life by people who could no longer care for them, some made this choice and some had this
choice made for them. But all of my children started out life with trauma and loss.
Then came diagnosis's of Autism and congenital heart defects. ADHD. Anxiety so severe
that it made school and learning beyond hard. Suddenly I became fluent in IEP’s and therapy
and specialists and medications. All a balancing act that require much attention and constant
learning for me to be sure each child’s rights were being respected and laws were being
followed. And as though that wasn't enough, my youngest son died suddenly at 13 months old
from undiagnosed congenital heart defects. If I didn't feel like a fraud before, I surely did after he
died. The constant questioning and wondering if I was good enough to be their mom.
Its been 6 years since he died. 6 years of the lowest lows and some pretty amazing highs as
well. And at the end of the day I have to say, being a mom means I love these little people so
much that I have chosen to be as healthy as I can be so I can be around for a long time to
support and love them through. Being a mom means I often question if I am enough for them.
Being a mom means that my life will never again belong solely to me. Everything I do is with
them in mind. I fall often but I get up and keep moving forward, because that is what mom’s do.
Below are the bios of each amazing mom that participated in this project.
Jen is a mom to two angels and one rainbow baby. She loves spending time with her daughter, husband and two dogs. Volunteering has become a great passion for her since losing her first two children. To her it is a way to keep them with her.
Tori Smith is a mom and an advocate. She believes everyone has a story and when we share those stories, we begin to heal and become stronger.
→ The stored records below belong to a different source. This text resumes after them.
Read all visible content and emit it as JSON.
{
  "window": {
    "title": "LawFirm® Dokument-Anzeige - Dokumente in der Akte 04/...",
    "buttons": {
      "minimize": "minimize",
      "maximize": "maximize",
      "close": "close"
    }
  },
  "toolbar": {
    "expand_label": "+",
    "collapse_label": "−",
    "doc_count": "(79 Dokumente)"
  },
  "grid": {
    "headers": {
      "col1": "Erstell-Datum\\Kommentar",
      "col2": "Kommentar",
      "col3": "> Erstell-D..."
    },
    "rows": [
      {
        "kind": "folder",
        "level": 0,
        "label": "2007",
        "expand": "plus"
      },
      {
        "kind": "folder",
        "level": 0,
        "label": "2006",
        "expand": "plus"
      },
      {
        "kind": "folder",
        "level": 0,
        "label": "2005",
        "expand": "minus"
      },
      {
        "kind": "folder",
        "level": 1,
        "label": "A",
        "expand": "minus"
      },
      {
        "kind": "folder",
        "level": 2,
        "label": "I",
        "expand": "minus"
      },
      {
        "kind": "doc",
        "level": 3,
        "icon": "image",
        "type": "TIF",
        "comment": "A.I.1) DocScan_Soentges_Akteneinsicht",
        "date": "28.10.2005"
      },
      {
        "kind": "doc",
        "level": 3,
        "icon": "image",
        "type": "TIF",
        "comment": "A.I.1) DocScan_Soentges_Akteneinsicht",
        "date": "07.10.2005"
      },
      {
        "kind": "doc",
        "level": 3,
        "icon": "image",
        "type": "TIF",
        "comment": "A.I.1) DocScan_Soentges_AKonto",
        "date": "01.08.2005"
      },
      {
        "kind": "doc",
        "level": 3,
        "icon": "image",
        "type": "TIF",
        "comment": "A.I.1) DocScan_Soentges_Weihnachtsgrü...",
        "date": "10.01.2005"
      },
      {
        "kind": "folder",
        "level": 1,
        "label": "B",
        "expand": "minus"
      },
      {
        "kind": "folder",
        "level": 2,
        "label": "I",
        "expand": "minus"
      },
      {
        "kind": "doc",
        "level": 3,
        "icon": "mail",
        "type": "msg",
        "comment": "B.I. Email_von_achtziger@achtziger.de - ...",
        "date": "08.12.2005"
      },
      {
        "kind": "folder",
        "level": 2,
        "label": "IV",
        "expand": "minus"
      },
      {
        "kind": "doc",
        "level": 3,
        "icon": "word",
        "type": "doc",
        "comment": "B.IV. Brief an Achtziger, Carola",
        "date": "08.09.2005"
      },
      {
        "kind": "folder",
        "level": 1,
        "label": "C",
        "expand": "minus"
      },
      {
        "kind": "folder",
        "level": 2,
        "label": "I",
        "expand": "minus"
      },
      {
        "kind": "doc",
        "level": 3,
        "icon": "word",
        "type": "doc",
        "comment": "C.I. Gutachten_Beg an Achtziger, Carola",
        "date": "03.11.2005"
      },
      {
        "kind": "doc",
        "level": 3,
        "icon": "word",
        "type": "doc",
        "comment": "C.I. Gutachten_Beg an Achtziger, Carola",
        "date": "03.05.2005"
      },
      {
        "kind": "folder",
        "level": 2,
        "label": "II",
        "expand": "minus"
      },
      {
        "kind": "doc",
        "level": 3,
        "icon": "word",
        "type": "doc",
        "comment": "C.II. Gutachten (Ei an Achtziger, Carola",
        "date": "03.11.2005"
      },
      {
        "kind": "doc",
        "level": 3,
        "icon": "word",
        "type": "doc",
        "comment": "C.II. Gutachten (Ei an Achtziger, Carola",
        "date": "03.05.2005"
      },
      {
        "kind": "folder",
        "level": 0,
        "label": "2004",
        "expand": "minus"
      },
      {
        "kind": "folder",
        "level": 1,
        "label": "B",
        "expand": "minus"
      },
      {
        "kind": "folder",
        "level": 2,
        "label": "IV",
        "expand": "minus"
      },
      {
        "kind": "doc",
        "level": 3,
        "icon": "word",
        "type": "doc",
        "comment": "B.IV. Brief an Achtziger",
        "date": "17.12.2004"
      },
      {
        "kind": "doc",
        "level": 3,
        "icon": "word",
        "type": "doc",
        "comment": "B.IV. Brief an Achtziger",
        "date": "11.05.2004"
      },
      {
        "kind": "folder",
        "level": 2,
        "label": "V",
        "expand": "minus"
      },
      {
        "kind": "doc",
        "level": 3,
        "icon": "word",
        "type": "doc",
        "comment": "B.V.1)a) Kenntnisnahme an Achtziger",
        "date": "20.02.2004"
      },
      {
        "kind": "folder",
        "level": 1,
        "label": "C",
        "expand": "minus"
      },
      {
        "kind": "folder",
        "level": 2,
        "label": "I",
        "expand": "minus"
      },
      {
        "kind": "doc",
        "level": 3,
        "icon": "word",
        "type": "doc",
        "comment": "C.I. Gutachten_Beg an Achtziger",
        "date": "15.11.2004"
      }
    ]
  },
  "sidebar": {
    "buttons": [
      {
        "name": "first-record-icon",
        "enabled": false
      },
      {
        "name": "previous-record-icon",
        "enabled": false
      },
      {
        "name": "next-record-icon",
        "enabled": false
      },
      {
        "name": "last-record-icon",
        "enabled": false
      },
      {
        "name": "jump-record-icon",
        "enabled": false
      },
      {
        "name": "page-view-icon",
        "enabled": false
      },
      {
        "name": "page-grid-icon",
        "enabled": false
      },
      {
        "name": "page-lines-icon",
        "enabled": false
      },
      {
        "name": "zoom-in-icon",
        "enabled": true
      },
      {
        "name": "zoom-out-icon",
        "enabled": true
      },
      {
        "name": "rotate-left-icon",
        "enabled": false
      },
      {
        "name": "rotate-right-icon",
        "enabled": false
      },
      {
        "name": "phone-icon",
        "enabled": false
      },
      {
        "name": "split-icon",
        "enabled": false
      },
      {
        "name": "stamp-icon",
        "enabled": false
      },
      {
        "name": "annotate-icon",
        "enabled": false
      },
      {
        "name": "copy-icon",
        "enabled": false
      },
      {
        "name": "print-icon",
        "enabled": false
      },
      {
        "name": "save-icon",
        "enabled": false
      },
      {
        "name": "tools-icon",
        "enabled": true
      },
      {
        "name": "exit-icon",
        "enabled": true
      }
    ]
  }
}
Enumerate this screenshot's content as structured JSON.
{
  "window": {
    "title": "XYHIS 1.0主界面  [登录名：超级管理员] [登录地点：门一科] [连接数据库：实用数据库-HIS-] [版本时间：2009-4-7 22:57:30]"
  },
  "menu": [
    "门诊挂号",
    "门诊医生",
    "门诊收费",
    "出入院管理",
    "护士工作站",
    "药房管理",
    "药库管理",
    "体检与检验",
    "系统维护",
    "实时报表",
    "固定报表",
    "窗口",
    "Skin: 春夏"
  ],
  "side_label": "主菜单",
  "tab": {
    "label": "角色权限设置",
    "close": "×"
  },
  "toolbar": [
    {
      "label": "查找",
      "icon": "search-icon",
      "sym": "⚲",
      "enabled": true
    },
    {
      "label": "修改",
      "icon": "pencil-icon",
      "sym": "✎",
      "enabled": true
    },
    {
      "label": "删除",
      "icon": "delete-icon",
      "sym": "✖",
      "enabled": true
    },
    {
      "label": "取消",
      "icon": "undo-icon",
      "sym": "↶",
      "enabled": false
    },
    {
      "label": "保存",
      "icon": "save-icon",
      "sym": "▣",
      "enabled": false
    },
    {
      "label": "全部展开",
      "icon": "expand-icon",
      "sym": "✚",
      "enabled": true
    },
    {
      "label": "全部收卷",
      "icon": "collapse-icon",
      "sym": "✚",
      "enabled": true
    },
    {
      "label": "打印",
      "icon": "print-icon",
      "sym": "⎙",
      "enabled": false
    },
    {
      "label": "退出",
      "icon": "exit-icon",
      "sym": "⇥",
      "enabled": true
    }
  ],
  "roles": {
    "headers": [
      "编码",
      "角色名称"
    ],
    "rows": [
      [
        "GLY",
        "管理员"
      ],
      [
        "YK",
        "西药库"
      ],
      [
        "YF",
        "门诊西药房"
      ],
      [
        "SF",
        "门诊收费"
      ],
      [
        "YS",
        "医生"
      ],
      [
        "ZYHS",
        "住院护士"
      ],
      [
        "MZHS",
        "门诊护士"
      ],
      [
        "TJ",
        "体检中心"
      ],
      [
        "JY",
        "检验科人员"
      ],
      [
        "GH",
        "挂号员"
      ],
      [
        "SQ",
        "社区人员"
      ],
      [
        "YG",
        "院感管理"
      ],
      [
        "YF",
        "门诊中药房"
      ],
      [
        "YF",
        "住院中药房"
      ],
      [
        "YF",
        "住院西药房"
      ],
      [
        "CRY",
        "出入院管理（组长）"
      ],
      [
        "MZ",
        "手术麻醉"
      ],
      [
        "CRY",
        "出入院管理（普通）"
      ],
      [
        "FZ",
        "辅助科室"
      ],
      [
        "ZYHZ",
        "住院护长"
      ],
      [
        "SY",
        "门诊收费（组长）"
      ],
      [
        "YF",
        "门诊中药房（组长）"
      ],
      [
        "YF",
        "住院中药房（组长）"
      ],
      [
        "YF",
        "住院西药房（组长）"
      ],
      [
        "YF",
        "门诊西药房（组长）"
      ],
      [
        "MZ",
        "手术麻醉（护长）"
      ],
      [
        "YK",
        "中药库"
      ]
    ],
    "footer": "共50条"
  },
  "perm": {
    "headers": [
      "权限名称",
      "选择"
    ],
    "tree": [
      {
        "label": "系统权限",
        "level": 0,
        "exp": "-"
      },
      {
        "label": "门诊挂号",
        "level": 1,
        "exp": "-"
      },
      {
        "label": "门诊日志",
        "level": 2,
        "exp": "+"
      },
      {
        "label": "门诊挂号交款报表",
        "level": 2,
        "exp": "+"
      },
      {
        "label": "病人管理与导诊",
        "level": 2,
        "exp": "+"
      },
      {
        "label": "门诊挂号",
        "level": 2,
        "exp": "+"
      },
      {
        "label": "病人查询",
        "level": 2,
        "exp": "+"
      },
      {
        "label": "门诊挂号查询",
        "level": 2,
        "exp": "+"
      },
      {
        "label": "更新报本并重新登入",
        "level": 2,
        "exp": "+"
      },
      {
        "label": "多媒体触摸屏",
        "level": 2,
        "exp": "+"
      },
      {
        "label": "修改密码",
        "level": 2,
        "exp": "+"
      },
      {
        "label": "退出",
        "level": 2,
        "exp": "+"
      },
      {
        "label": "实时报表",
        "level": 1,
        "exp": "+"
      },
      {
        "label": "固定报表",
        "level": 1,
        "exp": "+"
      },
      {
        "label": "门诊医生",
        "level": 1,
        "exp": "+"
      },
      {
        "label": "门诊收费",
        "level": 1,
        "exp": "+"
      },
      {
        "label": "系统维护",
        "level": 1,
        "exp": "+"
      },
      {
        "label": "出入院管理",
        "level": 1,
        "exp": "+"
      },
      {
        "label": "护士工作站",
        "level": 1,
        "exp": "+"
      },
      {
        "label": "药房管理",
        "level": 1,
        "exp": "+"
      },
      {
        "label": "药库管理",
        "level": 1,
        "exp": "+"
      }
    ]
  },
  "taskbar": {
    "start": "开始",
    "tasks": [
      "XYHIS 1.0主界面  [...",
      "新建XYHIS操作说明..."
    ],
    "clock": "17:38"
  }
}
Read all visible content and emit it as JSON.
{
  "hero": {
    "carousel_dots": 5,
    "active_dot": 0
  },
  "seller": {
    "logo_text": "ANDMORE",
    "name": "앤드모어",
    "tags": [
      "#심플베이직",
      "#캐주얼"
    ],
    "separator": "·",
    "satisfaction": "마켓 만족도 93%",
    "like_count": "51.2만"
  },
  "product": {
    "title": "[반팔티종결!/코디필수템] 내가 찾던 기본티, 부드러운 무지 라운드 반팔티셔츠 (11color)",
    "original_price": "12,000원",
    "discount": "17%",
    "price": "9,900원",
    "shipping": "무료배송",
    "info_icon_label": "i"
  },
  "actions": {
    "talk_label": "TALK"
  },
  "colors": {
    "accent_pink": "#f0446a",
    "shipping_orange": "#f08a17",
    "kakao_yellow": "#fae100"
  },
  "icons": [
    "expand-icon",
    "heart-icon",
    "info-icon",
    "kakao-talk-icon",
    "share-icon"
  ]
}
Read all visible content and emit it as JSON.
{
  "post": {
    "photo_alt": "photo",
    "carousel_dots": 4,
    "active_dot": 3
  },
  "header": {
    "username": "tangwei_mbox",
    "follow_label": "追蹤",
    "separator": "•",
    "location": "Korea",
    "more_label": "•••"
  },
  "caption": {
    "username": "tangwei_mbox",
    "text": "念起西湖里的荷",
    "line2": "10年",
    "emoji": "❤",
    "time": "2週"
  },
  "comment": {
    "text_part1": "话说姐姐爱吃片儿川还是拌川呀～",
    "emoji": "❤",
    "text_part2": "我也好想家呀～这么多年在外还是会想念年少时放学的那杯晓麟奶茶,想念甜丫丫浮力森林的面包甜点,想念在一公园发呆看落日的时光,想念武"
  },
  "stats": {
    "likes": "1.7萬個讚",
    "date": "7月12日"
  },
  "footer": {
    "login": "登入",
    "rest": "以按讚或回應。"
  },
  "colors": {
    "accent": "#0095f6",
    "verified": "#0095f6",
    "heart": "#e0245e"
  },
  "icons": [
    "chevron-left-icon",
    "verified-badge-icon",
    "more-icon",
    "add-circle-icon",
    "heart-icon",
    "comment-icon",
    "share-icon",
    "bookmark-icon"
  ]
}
Carol Raimondi is an adult CHD patient, a mom and a former nurse, living with Congenitally Corrected Transposition of the Great Arteries. She currently is the President of Pediatric Congenital Heart Association of IL(PCHA-IL).
Susan Swanson DeBouver
Susan is a mom, grandmother, and busy owner of Pilates Plus of Schaumburg. She is a self-professed, spirit junkie and combines her fitness/anatomy education with her spiritual education.
Michelle Williams is the mother of three children: Sadie, Sawyer and Landon. After Sawyer's death in 2010 she formed Sawyer's Heart Project - a non-profit organization that supports bereaved families in the Chicagoland area.
Sarah has a passion for the non-profit sector, working with volunteers, writing, and educating. She holds a Doctor of Education in Educational Leadership and works in non-profit management.
In 2016, she partnered with two colleagues to form a non-profit, where she serves as the President and CEO of the organization, which helps families experiencing medical conditions.
She and her husband have two sons and enjoy spending time together outside doing many activities like riding horses, running, fishing, and gardening.